Much is afoot in the Linked Open Data in Libraries Archives and Museums (LOD-LAM) world.
First, METRO is very excited to announce that it is a linking sponsor of LODLAM Summit 2013, taking place June 19-20, 2013 in lovely Montreal, Quebec. The LODLAM Summit will be a fantastic opportunity for those in the library, archives, and museum world to, as the website says: “catalyze practical, actionable approaches to publishing and consuming Linked Open Data, specifically:
- Identify the tools and techniques for publishing and working with Linked Open Data.
- Share, consider and publicize precedents and policy for licensing and copyright considerations regarding the publishing of library, archive, and museum metadata.
- Share and promote use cases that will give LAM staff the tools they need to begin implementing Linked Open Data in their institutions.”
Below is Jon Voss announcing the LODLAM Summit 2013:
The Summit is also sponsoring a Challenge to highlight “data visualizations, tools, mashups, meshups, and all types of use cases for Linked Open Data in libraries, archives, and museums.” (You can view Rachel Frick of DLF discussing the Challenge). The first heat is currently underway and projects have until December 1 to submit their project. The second heat runs from February 1, 2013 to May 1, 2013. We encourage interested METRO members and member institutions to take part. METRO is also looking to organize a team if there are individuals in the NYC LAM community interested in taking part in a group submission (if interested, email firstname.lastname@example.org).
The LODLAM Summit 2013 may still be a ways away, but there are other recent LOD-LAM developments. The NISO journal Information Standards Quarterly just published an issue devoted entirely to LOD-LAM guest edited by Corey Harper from NYU Libraries. (Articles are available as individual downloads or you can grab the entire issue.) The issue is full of great articles including an overview/history of the LOD-LAM movement, an article on the linked data initiatives of the UK’s Archives Hub project, and pieces describing work being done by OCLC and the Library of Congress to further open data in libraries.
One particularly interesting article by Seth van Hooland, Ruben Verborgh, and Rik Van deWalle is a case study detailing their use of Google Refine to remediate and bring into the linked data cloud a large-scale linked data set built off NYC’s Smithsonian Cooper-Hewitt Museum’s collection metadata. Cooper-Hewitt recently released this data set on GitHub (see the Cooper Hewitt Labs blog for great posts both about releasing the data and about working with researchers using it).
LOD-LAM sessions have also been featured at a number of recent conferences, including the Society of American Archivists (SAA) meeting (view Corey Harper's slide deck) and at Rare Book School (page with audio and slides). In addition, Jon Voss was also the keynote speaker at the recent SAA conference and his stirring talk on open data and cultural heritage is embedded below:
In other open data goings-on, there was exciting news recently that Europena, the digital library of over 2200 of Europe’s cultural heritage institutions, released 20 million (yes, million) items as open data for free re-use under a CC0 license.
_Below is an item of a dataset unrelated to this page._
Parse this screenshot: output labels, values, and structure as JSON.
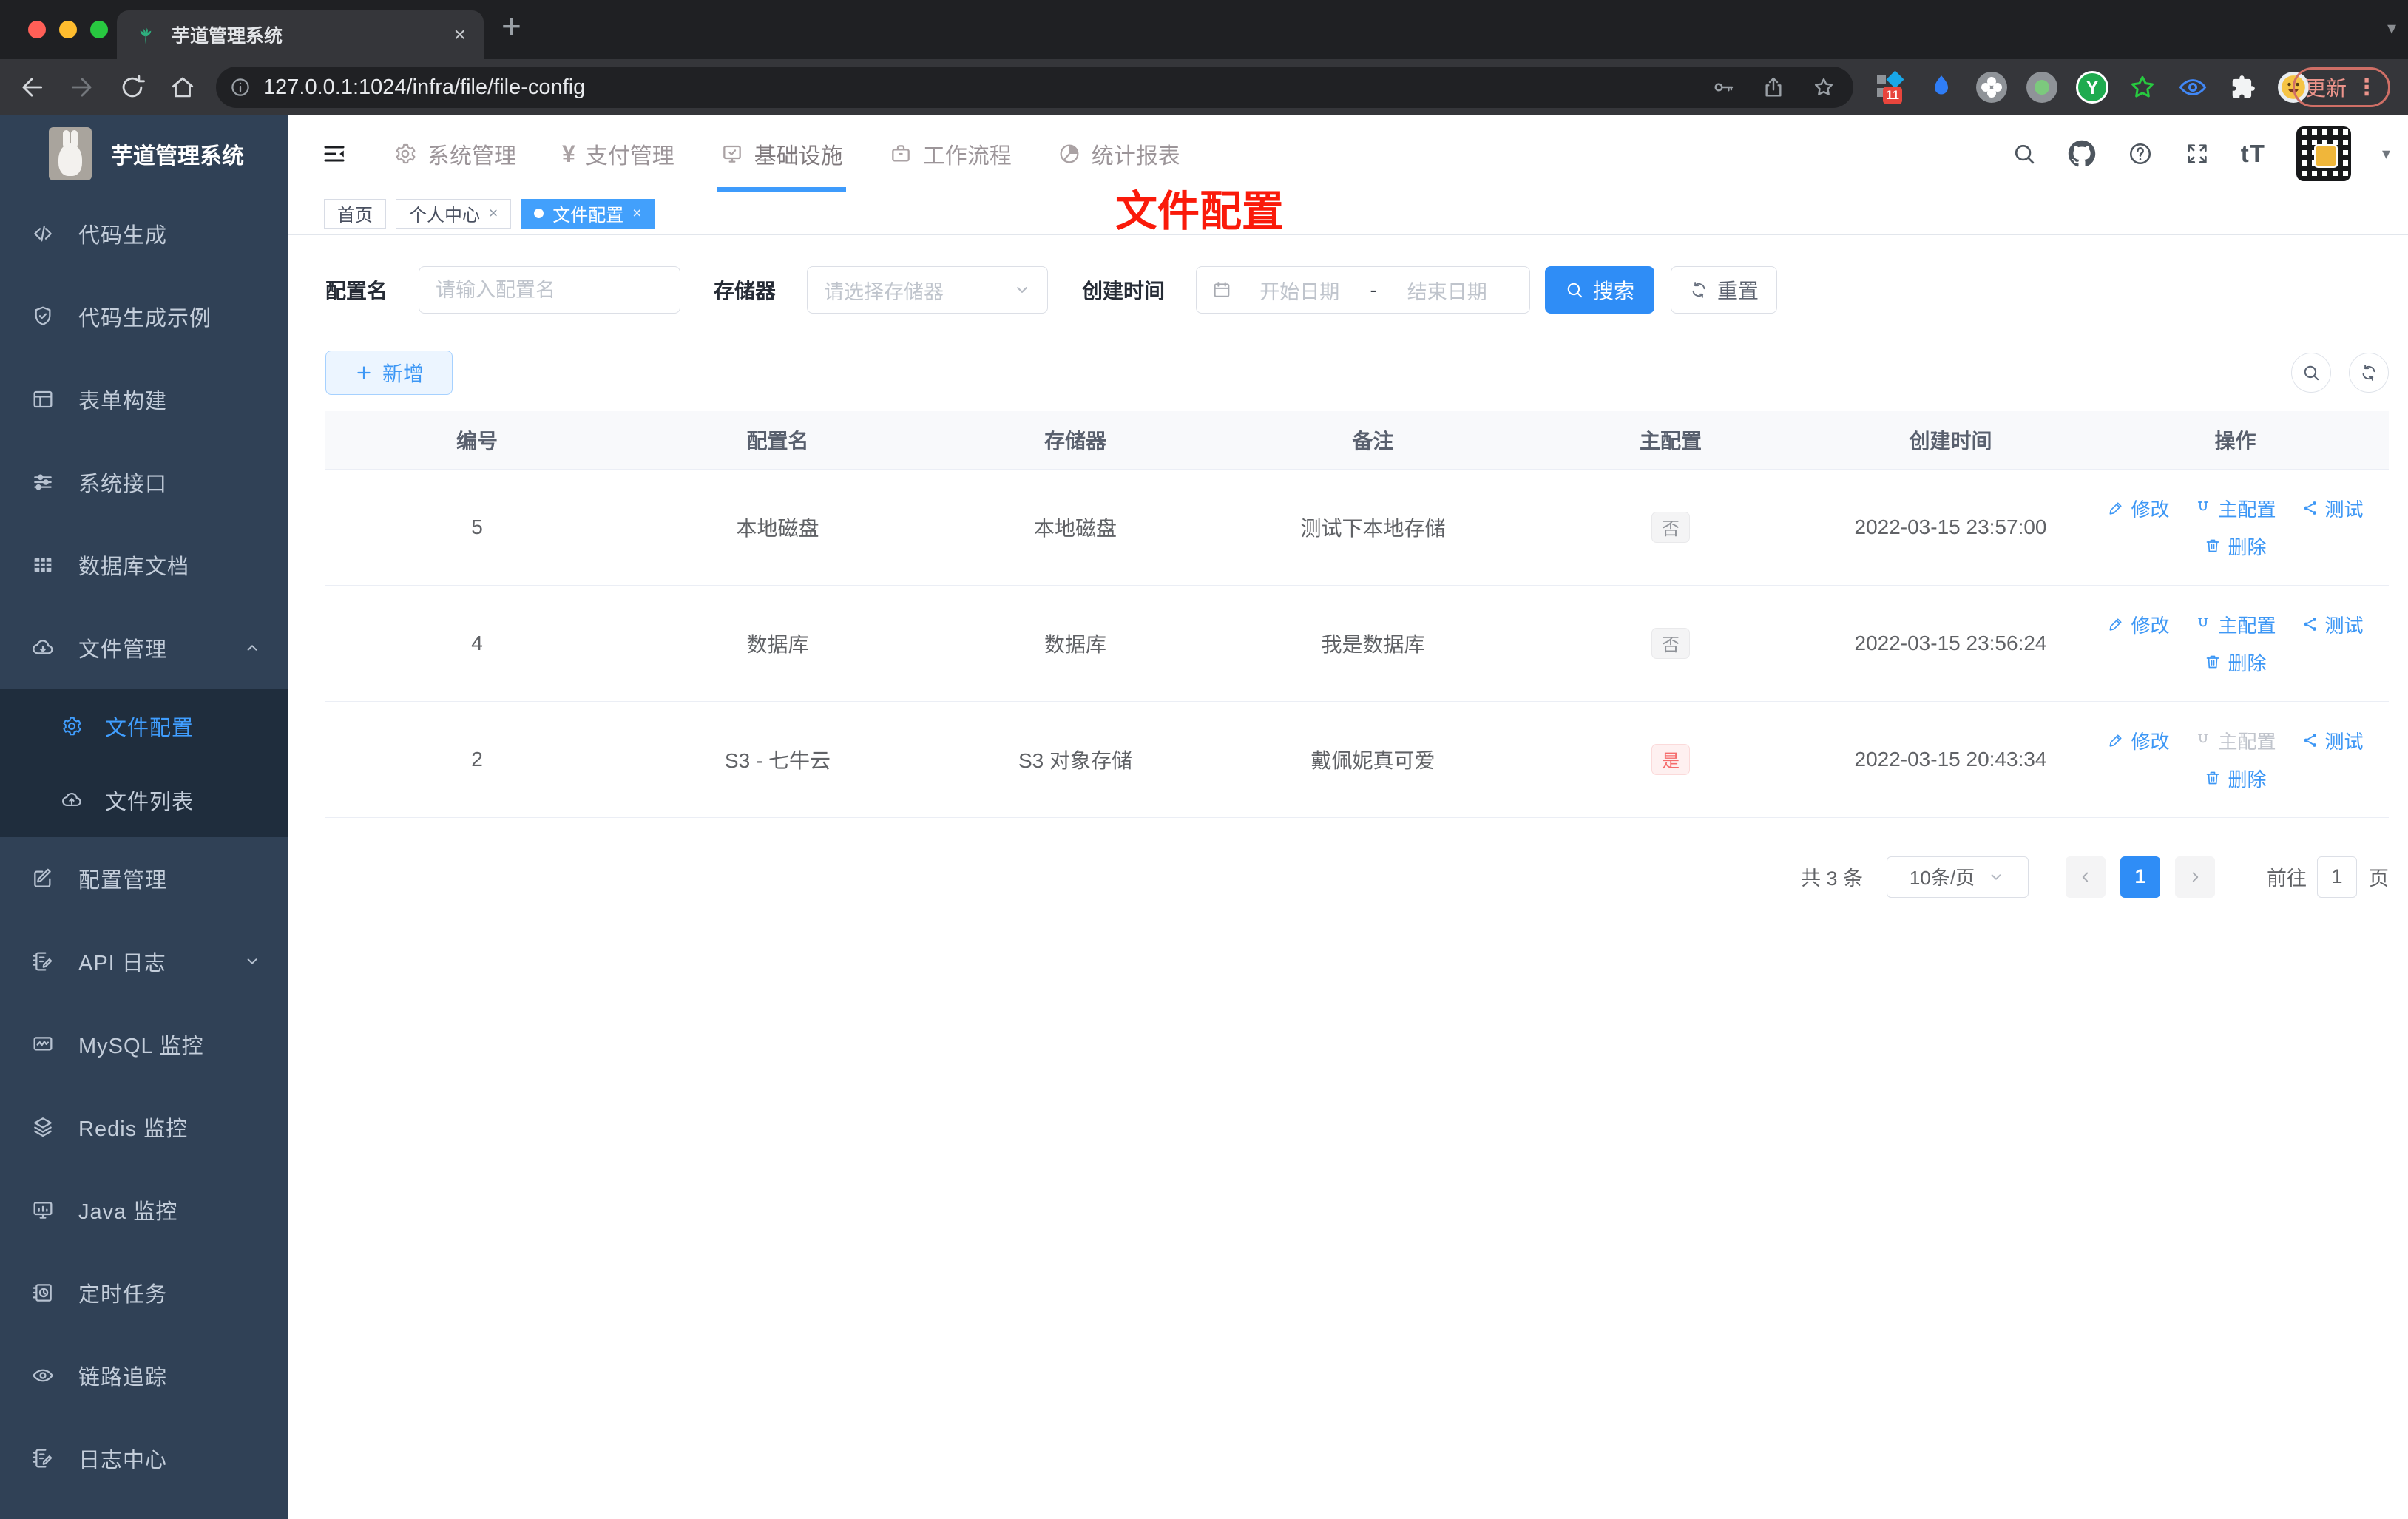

The announcement and Guardian article tell the story. For the record, Europeana's collection reached 20 million items in late 2011 and the following image was item #20,000,000 (online record & blog post):
Europeana also produced a useful short video explaining Linked Open Data:
Relatedly, OCLC also has a video discussing Linked Data specifically in libraries:
As more cultural institutions release their data into the linked data cloud and as patrons and collection stewards alike undertake innovative new uses of linked data, the LOD-LAM movement will only continue to expand, creating new opportunities for sharing and collaboration.
As always, you can follow all the LOD-LAM news at lodlam.net. We hope to see you in Montreal next summer!